Wintergirls by Laurie Halse Anderson

Lia finds out at breakfast that her ex-friend Cassie died alone in a motel room.  Now Lia is left with the question of why she didn’t bother to answer her cell phone when Cassie called.  33 times.  There are rumors that it was drugs or alcohol that killed her, alone in that room.  Lia is fighting her own demons, unable to handle what is happening to her and what happened to Cassie.  Lia has been hospitalized twice for eating disorders and is not on the road to recovery, but instead heading deeper and deeper into the mental maze of weight loss, lies and self abuse. 

What a perfect author for this book!  I have read many books about eating disorders for teens, but none have led me this deeply into the psychological torment.  Lia’s world is filled with obsession, counting calories, avoiding food, lying about it and covering up.  Her world is strange, foreign, but through the skillful writing also amazingly familiar and real.  The book is a slow torture of a novel, building in soft, painful crescendos to what is inevitable. 

Through this haze of pain and self-hate, Halse Anderson offers delectable prose that shines and sings.  Here is just one of the passages that had me gasping with the amazing writing:

This girl shivers and crawls under the covers with all her clothes on and falls into an overdue library book, a faerie story with rats and marrow and burning curses.  The sentences build a fence around her, a Times Roman 10-point barricade, to keep the thorny voices in her head from getting too close.

That is one of many places where Halse Anderson creates such beauty out of what is normal, juxtaposing it with a gentle touch against the agony that is Lia’s existence. 

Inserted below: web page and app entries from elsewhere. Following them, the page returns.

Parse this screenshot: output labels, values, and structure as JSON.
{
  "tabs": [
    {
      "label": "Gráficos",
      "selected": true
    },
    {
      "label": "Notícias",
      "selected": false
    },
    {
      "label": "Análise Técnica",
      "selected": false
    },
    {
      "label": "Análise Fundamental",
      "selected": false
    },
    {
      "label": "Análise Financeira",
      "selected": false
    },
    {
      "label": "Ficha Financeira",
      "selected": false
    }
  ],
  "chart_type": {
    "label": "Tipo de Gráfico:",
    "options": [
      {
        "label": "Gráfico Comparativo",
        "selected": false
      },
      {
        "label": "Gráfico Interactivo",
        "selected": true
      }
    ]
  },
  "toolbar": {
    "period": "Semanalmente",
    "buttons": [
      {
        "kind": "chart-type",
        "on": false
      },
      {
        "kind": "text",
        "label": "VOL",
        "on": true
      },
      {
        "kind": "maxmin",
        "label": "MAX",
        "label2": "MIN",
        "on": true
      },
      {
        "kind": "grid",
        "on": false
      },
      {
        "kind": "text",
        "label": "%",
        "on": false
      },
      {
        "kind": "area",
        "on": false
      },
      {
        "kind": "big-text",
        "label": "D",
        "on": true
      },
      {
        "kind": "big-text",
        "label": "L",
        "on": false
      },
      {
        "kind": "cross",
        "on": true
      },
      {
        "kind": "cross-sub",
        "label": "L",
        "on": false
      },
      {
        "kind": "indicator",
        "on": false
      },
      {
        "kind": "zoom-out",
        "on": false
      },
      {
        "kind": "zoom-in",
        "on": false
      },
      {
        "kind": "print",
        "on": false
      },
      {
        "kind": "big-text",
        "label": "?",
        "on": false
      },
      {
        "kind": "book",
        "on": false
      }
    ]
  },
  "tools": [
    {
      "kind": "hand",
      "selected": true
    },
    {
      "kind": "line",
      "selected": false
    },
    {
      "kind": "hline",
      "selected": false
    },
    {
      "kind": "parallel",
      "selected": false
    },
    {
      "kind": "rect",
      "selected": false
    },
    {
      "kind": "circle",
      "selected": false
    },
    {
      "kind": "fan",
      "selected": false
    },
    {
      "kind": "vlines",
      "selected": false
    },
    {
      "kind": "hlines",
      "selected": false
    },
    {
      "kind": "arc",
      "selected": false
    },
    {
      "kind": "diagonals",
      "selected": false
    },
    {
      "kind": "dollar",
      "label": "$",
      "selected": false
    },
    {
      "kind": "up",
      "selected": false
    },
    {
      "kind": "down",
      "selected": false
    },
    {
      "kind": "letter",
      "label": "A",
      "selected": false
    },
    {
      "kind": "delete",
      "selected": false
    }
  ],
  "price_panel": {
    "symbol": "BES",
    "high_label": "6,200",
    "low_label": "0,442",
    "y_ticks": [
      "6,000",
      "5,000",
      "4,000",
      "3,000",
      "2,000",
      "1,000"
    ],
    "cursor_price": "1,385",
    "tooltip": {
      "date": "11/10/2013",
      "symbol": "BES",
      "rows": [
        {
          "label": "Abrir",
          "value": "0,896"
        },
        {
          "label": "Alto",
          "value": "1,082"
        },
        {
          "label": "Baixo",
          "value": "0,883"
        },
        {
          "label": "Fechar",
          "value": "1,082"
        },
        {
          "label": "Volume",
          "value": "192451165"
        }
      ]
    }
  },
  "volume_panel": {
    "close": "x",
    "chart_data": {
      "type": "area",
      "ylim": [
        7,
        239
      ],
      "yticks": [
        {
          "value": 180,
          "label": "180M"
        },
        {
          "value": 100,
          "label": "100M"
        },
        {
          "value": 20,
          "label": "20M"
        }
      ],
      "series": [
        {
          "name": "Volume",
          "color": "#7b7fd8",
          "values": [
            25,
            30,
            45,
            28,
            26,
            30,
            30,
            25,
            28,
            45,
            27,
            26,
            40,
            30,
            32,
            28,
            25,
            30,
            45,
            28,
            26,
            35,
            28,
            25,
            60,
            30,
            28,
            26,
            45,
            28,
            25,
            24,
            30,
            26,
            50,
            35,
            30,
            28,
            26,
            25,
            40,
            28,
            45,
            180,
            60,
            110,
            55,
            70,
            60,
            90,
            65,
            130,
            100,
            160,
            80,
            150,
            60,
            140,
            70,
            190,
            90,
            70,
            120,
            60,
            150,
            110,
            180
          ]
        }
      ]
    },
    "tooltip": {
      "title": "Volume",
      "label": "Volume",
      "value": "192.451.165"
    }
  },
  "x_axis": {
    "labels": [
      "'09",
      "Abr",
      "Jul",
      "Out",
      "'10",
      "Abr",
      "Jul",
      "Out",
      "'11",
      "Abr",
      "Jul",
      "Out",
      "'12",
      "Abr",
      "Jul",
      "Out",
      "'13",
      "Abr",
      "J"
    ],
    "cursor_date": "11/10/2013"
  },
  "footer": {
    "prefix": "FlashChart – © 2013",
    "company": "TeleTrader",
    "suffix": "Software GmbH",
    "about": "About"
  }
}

Highly recommended and perfect for book discussions, this is one of those novels that girls will share, keep overlong from libraries, and want their own copies of.  Destined to be one of the best of the year, I just may hear Printz bells chiming for this a year from now.  Appropriate for ages 13-16.

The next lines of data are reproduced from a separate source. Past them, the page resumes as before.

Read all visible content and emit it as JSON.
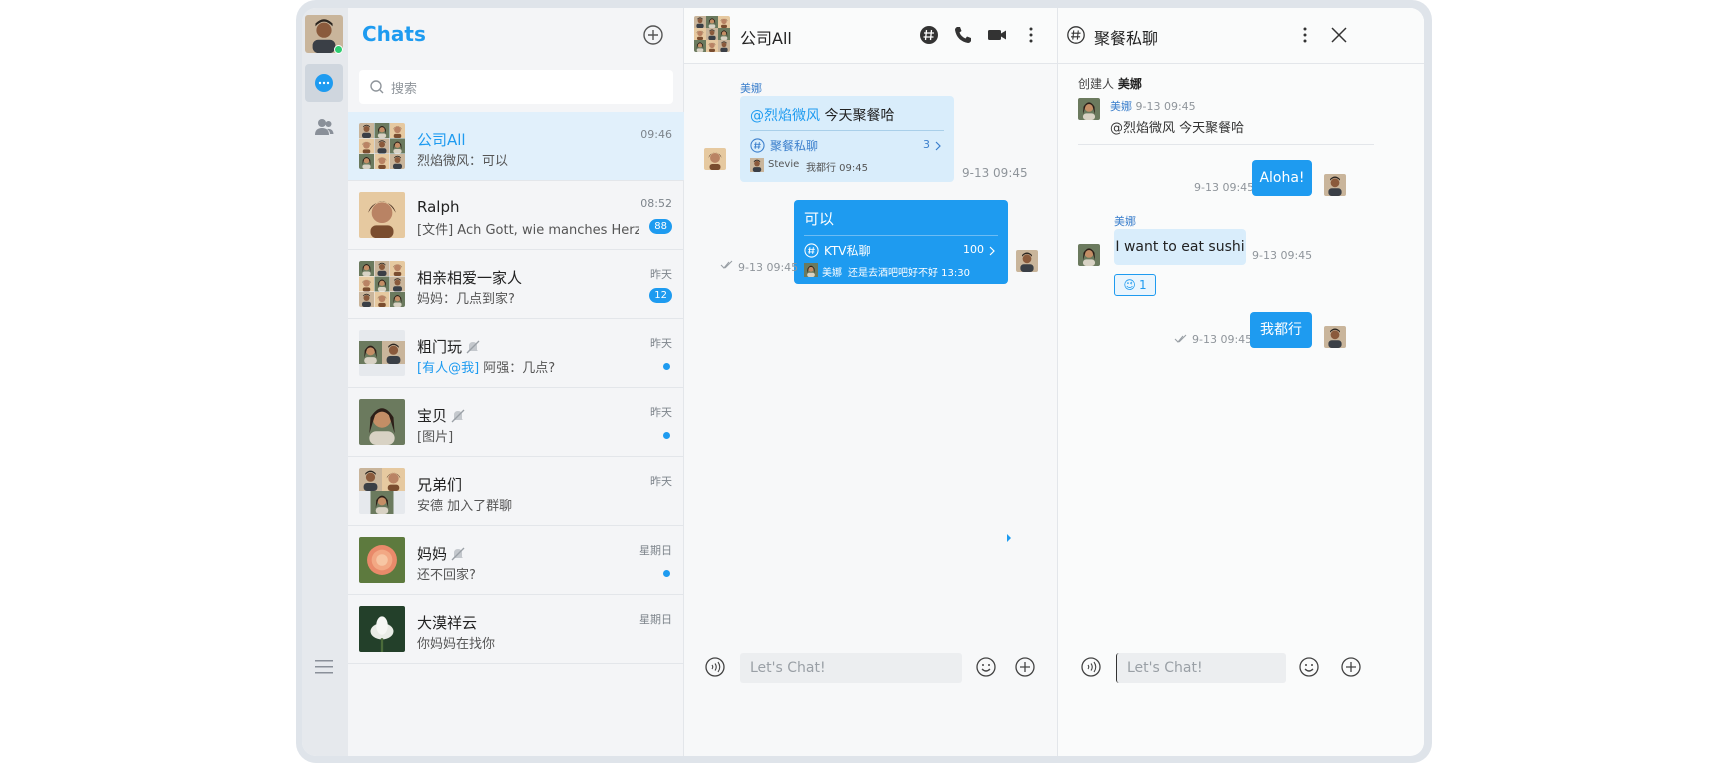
{
  "colors": {
    "accent": "#1e9bf0",
    "online": "#2ecc71",
    "bubble_in": "#d9edfb"
  },
  "nav": {
    "items": [
      "chats-icon",
      "contacts-icon",
      "menu-icon"
    ]
  },
  "list": {
    "title": "Chats",
    "search_placeholder": "搜索",
    "rows": [
      {
        "name": "公司All",
        "preview": "烈焰微风：可以",
        "time": "09:46"
      },
      {
        "name": "Ralph",
        "preview": "[文件] Ach Gott, wie manches Herz...",
        "time": "08:52",
        "badge": "88"
      },
      {
        "name": "相亲相爱一家人",
        "preview": "妈妈：几点到家?",
        "time": "昨天",
        "badge": "12"
      },
      {
        "name": "粗门玩",
        "mention": "[有人@我]",
        "preview": " 阿强：几点?",
        "time": "昨天"
      },
      {
        "name": "宝贝",
        "preview": "[图片]",
        "time": "昨天"
      },
      {
        "name": "兄弟们",
        "preview": "安德 加入了群聊",
        "time": "昨天"
      },
      {
        "name": "妈妈",
        "preview": "还不回家?",
        "time": "星期日"
      },
      {
        "name": "大漠祥云",
        "preview": "你妈妈在找你",
        "time": "星期日"
      }
    ]
  },
  "center": {
    "title": "公司All",
    "msg1": {
      "sender": "美娜",
      "mention": "@烈焰微风",
      "text": " 今天聚餐哈",
      "thread_name": "聚餐私聊",
      "thread_count": "3",
      "thread_last_user": "Stevie",
      "thread_last_text": "我都行 09:45",
      "time": "9-13 09:45"
    },
    "msg2": {
      "text": "可以",
      "thread_name": "KTV私聊",
      "thread_count": "100",
      "thread_last_user": "美娜",
      "thread_last_text": "还是去酒吧吧好不好 13:30",
      "time": "9-13 09:45"
    },
    "composer_placeholder": "Let's Chat!"
  },
  "thread": {
    "title": "聚餐私聊",
    "creator_label": "创建人",
    "creator_name": "美娜",
    "root_sender": "美娜",
    "root_time": "9-13 09:45",
    "root_text": "@烈焰微风 今天聚餐哈",
    "m1": {
      "text": "Aloha!",
      "time": "9-13 09:45"
    },
    "m2": {
      "sender": "美娜",
      "text": "I want to eat sushi",
      "time": "9-13 09:45",
      "reaction": "😉",
      "reaction_count": "1"
    },
    "m3": {
      "text": "我都行",
      "time": "9-13 09:45"
    },
    "composer_placeholder": "Let's Chat!"
  }
}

Living Sunlight

Living Sunlight: How Plants Bring the Earth to Life by Molly Bang & Penny Chisholm

Through an amazing blend of poetry and science, children learn about the importance of the sun in our lives.  There is a sense of wonder about the process of photosynthesis that elevates this book above that of a more scientific text.  Here you see the beauty and glory of the sun reflected too.  Bang’s illustrations capture the depth of space, lacing it with waves of light, showing the same waves washing upon the earth, the plants and us.

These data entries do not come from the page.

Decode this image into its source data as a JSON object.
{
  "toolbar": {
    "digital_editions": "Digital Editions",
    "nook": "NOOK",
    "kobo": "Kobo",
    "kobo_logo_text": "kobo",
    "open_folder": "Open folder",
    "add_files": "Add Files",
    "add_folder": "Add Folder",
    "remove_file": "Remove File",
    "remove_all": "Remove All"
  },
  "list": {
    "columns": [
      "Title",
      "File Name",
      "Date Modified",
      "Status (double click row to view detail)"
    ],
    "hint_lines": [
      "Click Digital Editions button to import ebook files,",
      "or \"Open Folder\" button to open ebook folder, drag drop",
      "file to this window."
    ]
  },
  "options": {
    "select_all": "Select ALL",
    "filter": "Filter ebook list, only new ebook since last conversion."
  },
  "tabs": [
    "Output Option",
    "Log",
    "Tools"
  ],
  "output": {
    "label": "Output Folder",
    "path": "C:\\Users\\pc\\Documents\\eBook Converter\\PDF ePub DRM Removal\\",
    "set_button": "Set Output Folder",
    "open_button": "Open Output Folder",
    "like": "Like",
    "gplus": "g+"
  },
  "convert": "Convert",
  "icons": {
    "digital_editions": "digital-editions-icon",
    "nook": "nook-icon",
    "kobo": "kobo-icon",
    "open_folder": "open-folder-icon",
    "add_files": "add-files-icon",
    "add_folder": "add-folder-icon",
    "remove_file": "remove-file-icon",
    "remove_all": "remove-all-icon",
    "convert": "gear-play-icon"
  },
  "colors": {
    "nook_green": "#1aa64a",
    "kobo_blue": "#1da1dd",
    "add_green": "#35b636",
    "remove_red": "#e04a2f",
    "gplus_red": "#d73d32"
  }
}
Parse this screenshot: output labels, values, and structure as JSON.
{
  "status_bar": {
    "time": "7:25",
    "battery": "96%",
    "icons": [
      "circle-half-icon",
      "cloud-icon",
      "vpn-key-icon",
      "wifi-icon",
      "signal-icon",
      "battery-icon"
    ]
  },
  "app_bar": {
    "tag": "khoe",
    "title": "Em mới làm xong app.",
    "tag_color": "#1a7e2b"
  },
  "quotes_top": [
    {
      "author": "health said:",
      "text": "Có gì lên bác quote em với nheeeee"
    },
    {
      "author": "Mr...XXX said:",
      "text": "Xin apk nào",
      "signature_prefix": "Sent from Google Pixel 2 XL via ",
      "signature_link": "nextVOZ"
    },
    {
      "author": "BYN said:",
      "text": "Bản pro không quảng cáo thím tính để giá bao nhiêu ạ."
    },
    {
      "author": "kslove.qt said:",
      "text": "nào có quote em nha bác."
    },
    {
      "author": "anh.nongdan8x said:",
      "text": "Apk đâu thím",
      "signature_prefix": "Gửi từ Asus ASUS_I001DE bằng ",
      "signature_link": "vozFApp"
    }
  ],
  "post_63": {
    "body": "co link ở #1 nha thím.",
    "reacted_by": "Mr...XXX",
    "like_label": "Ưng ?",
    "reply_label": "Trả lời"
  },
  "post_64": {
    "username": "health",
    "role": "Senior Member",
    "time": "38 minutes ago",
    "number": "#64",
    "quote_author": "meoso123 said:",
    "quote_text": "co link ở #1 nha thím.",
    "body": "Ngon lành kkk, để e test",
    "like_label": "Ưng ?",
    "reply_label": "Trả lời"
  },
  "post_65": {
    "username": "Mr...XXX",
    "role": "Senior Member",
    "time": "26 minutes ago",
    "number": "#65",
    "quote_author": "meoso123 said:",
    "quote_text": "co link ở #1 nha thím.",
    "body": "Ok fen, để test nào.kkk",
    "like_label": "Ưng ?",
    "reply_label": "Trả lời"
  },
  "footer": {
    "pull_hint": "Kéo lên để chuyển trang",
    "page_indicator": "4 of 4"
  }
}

This book’s text comes in waves too.  Waves of poetry that are laced with scientific facts, pinning the high floating poetry down a bit to more earthly concerns.  The marriage of the two is so well done that it is hard to see where poetry ends and science begins.  Pair that with the scientific yet thrilling illustrations and this book becomes transcendent.

Highly recommended, this winning scientific picture book deserves a spot in every library.  If we wonder why children don’t tend to become scientists, we can look at this book that will inspire each child to ask questions of their world but not stop wondering and dreaming too.  Appropriate for ages 4-7.